If building codes weren't a factor, I would love to do this; and if I knew my community were on board with doing that and making time for it every year.
It's really not that big a cost--if you take a day to repair your roof each year, vs. the money it would take to buy a tin roof and the cost of listening to the vultures pounce on it over and over and over and over and over again every morning, it's actually nicer to just have one day be Roof Repair Day each year.
Now I don't know if it's really only once a year that the leak needs repairing...or if it's every few days of the heavy rain...but I seem to remember it's just once a year.
The Dagara have a system where they party first and work after. It's failsafe. No one ever shows up late to a party. Especially when there's beer. And there is always beer.
They probably sing first before building the roof.
If a house is built in a vacant lot that's less than 144 square feet, is it still a house?
I'm not against the tin roof either. Transitional things are all good, in my book. But if it proves expensive to find or doesn't show up...what's easily available? maybe a thatch with some of your vacant lot weeds? maybe a bunch of newspapers? shower curtains? garbage bags?
For insulation, someone posted on here that having a big thermal mass to be near (radiant heat) really made more of a difference than insulating or even closing the chinks in their cabin.
Good news is you can test it out in the warm season.
Community Building 2.0: ask me about drL, the rotational-mob-grazing format for human interactions.
Thanks all for the replies.
I am thinking that I will try to create a reflective insulation system.
White wash, or even a shiny rain screen on the walls.
Grape vines, maybe on an all encompassing arbor could help.
The department of making you sad has a made their home in my colon to the point of receiving mail there.
Which is why I know that a shed is one way to keep them off my ass, and tents (hoophouses)are another.
A shed under 200 square feet doesn't need permits here,so that's my target.

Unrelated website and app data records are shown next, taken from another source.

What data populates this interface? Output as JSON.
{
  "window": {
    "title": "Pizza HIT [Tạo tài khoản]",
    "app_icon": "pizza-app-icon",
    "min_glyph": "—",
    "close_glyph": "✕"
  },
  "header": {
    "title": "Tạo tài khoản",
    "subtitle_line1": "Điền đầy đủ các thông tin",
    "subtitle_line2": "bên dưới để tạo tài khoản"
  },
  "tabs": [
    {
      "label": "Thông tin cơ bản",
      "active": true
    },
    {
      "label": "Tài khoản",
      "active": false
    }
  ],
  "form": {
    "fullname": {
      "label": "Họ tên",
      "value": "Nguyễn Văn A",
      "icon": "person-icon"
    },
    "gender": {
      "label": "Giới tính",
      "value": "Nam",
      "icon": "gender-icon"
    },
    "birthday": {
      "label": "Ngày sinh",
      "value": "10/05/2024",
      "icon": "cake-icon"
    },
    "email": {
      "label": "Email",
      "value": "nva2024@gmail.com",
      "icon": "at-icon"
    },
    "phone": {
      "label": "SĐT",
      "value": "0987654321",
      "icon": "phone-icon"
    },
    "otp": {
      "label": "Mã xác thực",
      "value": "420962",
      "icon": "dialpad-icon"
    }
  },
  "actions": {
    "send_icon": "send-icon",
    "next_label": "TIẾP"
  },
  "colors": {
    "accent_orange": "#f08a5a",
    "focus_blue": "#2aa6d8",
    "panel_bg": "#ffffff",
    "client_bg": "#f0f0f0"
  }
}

I can have two.
A tent under 400 square is also needs no permit, and there is no limit to how many I could have...
But I digress...
The square footage is measured from outside wall to outside wall, which does not favor thick walls.
The security of an earthen structure makes me think it worthwhile.
If I were installing a rocket stove in my home, I would be more worried about the gubment regulations, but I will make sure to research it further.
Of course, no smoke, means less snoooping, but better safe than ticketed...
I like the metal roofing, but I might try to be cheaper still.
I've been playing with soil-crete, and I'm smitten by the ideas behind flying concrete, latex cement and petrified hessian.
Not sure if any of those technologies could make a walkable roof.
A brute force ,over built, salvaged lumber roof deck , covered with layers of plastic and soil is what's probably going to happen. Dry soil is a little insulative.
Corrugated cardboard,treated or otherwise, could improve the insulation.
I won't do that on the walls, too much trouble keeping it dry,as the wall themselves should be able to survive a little wetness. Earthbags,superadobe, hyperadobe,soilcrete or rammed tires all seem amenable to occasional wetting,cardboard, not so much.
A "tent" could connect two sheds, but it needs to support itself, lest it become reclassified as an awning or some thing else...
No, I'm not kidding,it's really that crazy here in Cincinnati.
I can build a tent 400 square foot tent with no restrictions but an awning requires a permit.
I am going to seek clarification on if a tent can be pitched on top of a building.
That way I can try out a some ideas about rooftop greenhouses.
I get it all in writing, can't trust these code enforcement guys, but what else is new.
I got a lot of irons in the fire, but it keeps me engaged.